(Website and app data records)
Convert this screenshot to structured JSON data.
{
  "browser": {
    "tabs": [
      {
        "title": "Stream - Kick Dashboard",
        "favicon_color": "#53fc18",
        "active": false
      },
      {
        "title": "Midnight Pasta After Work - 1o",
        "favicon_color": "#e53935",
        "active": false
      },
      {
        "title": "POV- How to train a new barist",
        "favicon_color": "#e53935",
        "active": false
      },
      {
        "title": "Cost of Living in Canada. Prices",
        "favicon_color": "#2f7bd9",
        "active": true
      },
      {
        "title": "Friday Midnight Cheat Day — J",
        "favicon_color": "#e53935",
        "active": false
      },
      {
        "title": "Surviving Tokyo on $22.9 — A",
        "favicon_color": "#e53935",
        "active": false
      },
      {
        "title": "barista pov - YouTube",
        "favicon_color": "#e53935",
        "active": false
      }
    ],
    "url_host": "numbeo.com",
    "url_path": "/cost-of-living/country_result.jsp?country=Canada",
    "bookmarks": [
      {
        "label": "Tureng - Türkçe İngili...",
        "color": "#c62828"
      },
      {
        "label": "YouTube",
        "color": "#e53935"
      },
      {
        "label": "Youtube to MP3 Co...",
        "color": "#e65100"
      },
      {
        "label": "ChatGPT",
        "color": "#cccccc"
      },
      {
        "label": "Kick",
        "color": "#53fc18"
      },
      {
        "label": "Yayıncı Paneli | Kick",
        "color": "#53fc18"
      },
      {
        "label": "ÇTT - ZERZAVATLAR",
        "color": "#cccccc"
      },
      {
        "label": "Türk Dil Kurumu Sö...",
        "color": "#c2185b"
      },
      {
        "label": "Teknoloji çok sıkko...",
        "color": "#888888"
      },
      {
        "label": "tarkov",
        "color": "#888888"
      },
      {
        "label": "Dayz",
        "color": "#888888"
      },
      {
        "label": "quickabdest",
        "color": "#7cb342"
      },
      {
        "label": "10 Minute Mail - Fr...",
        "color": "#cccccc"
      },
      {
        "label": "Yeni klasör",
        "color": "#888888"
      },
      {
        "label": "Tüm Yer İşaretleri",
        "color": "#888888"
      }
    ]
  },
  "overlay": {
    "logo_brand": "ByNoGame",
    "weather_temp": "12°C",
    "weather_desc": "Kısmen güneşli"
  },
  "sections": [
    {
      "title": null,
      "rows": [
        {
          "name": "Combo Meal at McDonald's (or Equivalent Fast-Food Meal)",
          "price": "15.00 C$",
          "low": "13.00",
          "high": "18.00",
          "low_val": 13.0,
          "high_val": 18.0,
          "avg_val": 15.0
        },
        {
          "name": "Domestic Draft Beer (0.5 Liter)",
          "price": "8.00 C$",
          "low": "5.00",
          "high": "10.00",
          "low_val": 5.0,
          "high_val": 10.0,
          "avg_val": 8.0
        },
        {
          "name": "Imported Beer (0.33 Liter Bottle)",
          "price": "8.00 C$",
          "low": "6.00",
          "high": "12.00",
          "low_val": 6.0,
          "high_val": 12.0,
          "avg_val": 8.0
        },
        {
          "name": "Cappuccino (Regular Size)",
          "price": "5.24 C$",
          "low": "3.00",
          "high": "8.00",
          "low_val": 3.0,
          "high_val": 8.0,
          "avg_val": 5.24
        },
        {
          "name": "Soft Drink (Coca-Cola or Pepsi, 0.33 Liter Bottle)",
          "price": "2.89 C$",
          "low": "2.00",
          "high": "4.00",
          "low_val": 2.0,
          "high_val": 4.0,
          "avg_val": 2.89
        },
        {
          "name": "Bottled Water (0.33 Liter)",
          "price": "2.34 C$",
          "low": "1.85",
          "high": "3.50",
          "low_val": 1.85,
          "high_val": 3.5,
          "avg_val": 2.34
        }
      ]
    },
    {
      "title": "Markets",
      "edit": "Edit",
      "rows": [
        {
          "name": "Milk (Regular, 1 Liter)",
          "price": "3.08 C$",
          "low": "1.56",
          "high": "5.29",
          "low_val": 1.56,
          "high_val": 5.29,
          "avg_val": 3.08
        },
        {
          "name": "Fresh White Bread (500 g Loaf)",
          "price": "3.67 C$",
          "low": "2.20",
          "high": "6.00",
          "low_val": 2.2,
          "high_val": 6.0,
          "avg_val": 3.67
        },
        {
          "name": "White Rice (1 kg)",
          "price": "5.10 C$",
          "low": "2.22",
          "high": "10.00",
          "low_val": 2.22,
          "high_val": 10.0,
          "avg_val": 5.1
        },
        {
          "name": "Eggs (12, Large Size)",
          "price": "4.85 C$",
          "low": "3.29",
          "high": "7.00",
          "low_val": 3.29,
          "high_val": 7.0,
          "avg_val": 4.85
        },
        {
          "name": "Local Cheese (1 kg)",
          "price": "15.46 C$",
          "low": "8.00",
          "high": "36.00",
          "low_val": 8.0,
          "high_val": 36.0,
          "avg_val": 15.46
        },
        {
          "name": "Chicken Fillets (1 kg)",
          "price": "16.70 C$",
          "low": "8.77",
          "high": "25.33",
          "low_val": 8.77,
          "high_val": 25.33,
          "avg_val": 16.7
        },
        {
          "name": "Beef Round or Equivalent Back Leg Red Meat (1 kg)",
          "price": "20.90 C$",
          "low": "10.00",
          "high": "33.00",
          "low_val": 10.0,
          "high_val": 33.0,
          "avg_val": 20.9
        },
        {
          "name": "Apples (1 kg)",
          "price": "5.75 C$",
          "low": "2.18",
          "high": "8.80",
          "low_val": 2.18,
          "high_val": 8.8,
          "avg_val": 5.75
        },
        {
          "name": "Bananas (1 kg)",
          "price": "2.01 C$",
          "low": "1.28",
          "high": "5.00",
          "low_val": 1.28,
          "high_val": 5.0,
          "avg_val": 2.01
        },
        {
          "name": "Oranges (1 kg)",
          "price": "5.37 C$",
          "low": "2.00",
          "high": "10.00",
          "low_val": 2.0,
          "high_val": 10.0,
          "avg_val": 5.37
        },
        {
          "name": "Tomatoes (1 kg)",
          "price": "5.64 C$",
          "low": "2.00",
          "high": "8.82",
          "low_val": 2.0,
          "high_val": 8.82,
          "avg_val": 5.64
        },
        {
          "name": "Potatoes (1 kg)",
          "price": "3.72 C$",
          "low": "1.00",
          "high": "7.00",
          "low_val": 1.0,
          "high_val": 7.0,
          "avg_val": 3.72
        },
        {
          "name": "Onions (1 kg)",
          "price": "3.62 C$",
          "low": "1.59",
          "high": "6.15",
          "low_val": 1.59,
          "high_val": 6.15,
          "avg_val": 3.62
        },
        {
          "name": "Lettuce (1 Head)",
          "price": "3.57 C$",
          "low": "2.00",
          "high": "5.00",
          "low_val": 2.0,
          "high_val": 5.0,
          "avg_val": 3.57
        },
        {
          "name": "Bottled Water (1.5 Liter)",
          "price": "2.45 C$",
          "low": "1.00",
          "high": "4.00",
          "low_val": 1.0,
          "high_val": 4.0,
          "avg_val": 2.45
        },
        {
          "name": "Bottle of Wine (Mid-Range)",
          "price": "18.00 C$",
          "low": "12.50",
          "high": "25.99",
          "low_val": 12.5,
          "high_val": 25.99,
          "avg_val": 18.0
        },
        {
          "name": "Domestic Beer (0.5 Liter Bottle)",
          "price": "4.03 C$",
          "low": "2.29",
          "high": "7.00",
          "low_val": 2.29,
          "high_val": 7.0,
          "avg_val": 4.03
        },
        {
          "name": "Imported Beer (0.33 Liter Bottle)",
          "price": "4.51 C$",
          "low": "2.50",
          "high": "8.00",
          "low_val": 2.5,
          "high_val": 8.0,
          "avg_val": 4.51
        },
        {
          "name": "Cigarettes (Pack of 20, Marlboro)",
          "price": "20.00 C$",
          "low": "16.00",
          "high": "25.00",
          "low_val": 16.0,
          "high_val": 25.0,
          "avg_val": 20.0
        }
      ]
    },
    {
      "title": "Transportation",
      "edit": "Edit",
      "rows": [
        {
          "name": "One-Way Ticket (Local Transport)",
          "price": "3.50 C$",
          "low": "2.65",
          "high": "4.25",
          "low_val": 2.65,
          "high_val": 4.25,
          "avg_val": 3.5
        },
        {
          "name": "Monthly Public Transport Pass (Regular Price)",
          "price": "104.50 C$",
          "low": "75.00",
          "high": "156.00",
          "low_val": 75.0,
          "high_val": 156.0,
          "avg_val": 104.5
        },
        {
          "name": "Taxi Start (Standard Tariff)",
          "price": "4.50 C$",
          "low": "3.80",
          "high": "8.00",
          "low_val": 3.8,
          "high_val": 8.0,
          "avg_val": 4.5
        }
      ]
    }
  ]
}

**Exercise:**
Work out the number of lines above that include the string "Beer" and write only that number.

**Problem solution:**
4